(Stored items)
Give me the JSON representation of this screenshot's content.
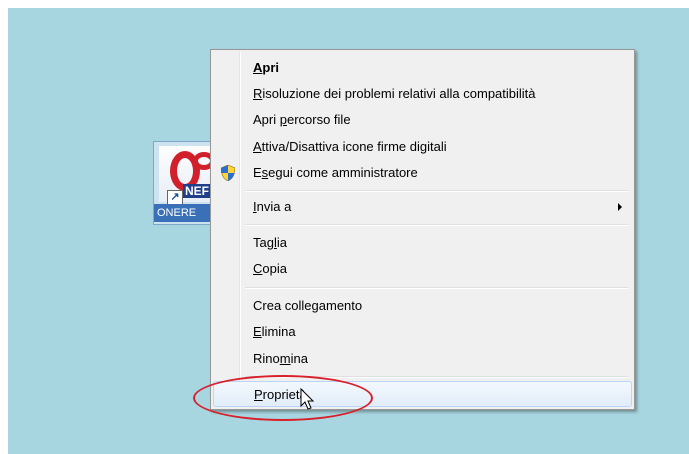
{
  "desktop": {
    "background_color": "#a8d6e0",
    "shortcut": {
      "label": "ONERE",
      "brand_text": "NEF",
      "arrow_glyph": "↗"
    }
  },
  "context_menu": {
    "items": [
      {
        "label_pre": "",
        "label_ul": "A",
        "label_post": "pri",
        "bold": true
      },
      {
        "label_pre": "",
        "label_ul": "R",
        "label_post": "isoluzione dei problemi relativi alla compatibilità"
      },
      {
        "label_pre": "Apri ",
        "label_ul": "p",
        "label_post": "ercorso file"
      },
      {
        "label_pre": "",
        "label_ul": "A",
        "label_post": "ttiva/Disattiva icone firme digitali"
      },
      {
        "label_pre": "E",
        "label_ul": "s",
        "label_post": "egui come amministratore",
        "icon": "uac-shield-icon"
      },
      {
        "label_pre": "",
        "label_ul": "I",
        "label_post": "nvia a",
        "submenu": true
      },
      {
        "label_pre": "Tag",
        "label_ul": "l",
        "label_post": "ia"
      },
      {
        "label_pre": "",
        "label_ul": "C",
        "label_post": "opia"
      },
      {
        "label_pre": "Crea colle",
        "label_ul": "g",
        "label_post": "amento"
      },
      {
        "label_pre": "",
        "label_ul": "E",
        "label_post": "limina"
      },
      {
        "label_pre": "Rino",
        "label_ul": "m",
        "label_post": "ina"
      },
      {
        "label_pre": "",
        "label_ul": "P",
        "label_post": "roprietà",
        "hover": true
      }
    ]
  },
  "annotation": {
    "highlight_color": "#d8202a"
  }
}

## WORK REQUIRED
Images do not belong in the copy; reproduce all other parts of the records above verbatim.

## OUTPUT BELOW
Give me the JSON representation of this screenshot's content.
{
  "desktop": {
    "background_color": "#a8d6e0",
    "shortcut": {
      "label": "ONERE",
      "brand_text": "NEF",
      "arrow_glyph": "↗"
    }
  },
  "context_menu": {
    "items": [
      {
        "label_pre": "",
        "label_ul": "A",
        "label_post": "pri",
        "bold": true
      },
      {
        "label_pre": "",
        "label_ul": "R",
        "label_post": "isoluzione dei problemi relativi alla compatibilità"
      },
      {
        "label_pre": "Apri ",
        "label_ul": "p",
        "label_post": "ercorso file"
      },
      {
        "label_pre": "",
        "label_ul": "A",
        "label_post": "ttiva/Disattiva icone firme digitali"
      },
      {
        "label_pre": "E",
        "label_ul": "s",
        "label_post": "egui come amministratore",
        "icon": "uac-shield-icon"
      },
      {
        "label_pre": "",
        "label_ul": "I",
        "label_post": "nvia a",
        "submenu": true
      },
      {
        "label_pre": "Tag",
        "label_ul": "l",
        "label_post": "ia"
      },
      {
        "label_pre": "",
        "label_ul": "C",
        "label_post": "opia"
      },
      {
        "label_pre": "Crea colle",
        "label_ul": "g",
        "label_post": "amento"
      },
      {
        "label_pre": "",
        "label_ul": "E",
        "label_post": "limina"
      },
      {
        "label_pre": "Rino",
        "label_ul": "m",
        "label_post": "ina"
      },
      {
        "label_pre": "",
        "label_ul": "P",
        "label_post": "roprietà",
        "hover": true
      }
    ]
  },
  "annotation": {
    "highlight_color": "#d8202a"
  }
}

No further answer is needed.